- Experiment Three takes advantage of the fact that for an object within the field, an extended period of time has passed (during the oscillations), while from the reference point of an external observer, a far shorter period of time has passed. Experiment with the use of an oscillating time period field to accelerate slow processes. Obvious ones to start with are the production of biologically-produced chemicals, as is done in the film (imagine being able to brew a 10-year-old whiskey in a day!), but there are more options. Processing time on complex computer tasks could be dramatically reduced, for example. Build a large enough time machine and put a particle accelerator in it, and you can bring masses up to relativistic speeds in milliseconds.
- Experiment Four is on the implications on spacetime of sending mass back in time. As we know, flinging mass in a direction of space produces an equal and opposite acceleration in the opposite direction, as demonstrated by… well, everything, but let’s say “a rocket” and be done with it. Does flinging mass backwards through time produce an acceleration forwards through time? This could be tested by sending back a mass and a highly-accurate timepiece, removing the mass in the past, and letting the timepiece travel back to the future. The timepiece is checked when the experiment starts, when the mass is removed, and when the experiment ends. If the time taken for the second half of the experiment, from the perspective of the timepiece, is longer than the time taken for the first half, then this implies that Newtonian motion, or something equivalent, can be approximated to apply over time as well as space. If so, then one could perhaps build an inertia-generating drive for a vehicle by repeatedly taking a mass out of one end of a time machine, transporting it to the other, and sending it back in time to when you first picked it up.
The scientific possibilities for such a (theoretical) device are limitless.
But yeah, I’d probably just cheat the stock market, too. At least to begin with.
In a fleeting thought, as I passed the greengrocer hanging our mistletoe outside his shop this morning, I found myself thinking about the unusual situation I’m in, in that I’ll this year be spending New Year’s Eve with both of mygirlfriends.
Who do I kiss at midnight?
Thankfully, the solution is clear – this year at least – thanks to the fact that midnight will happen twice this year (there’s a leap second). With some careful orochestration of who kisses whom when, they can have a midnight each, and use each of their other midnight’s to kiss their respective other partners.
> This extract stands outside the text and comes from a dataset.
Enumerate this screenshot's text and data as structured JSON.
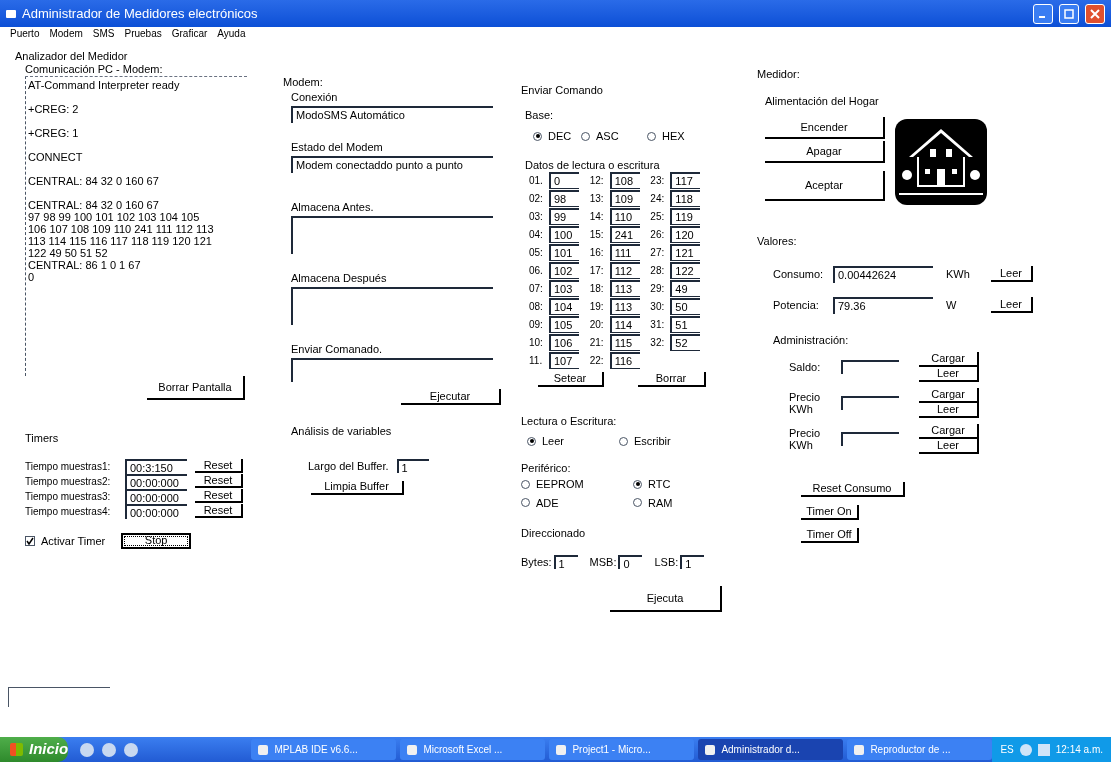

Like I said: a fleeting thought – I don’t lie awake worrying about this kind of thing. That would just be weird.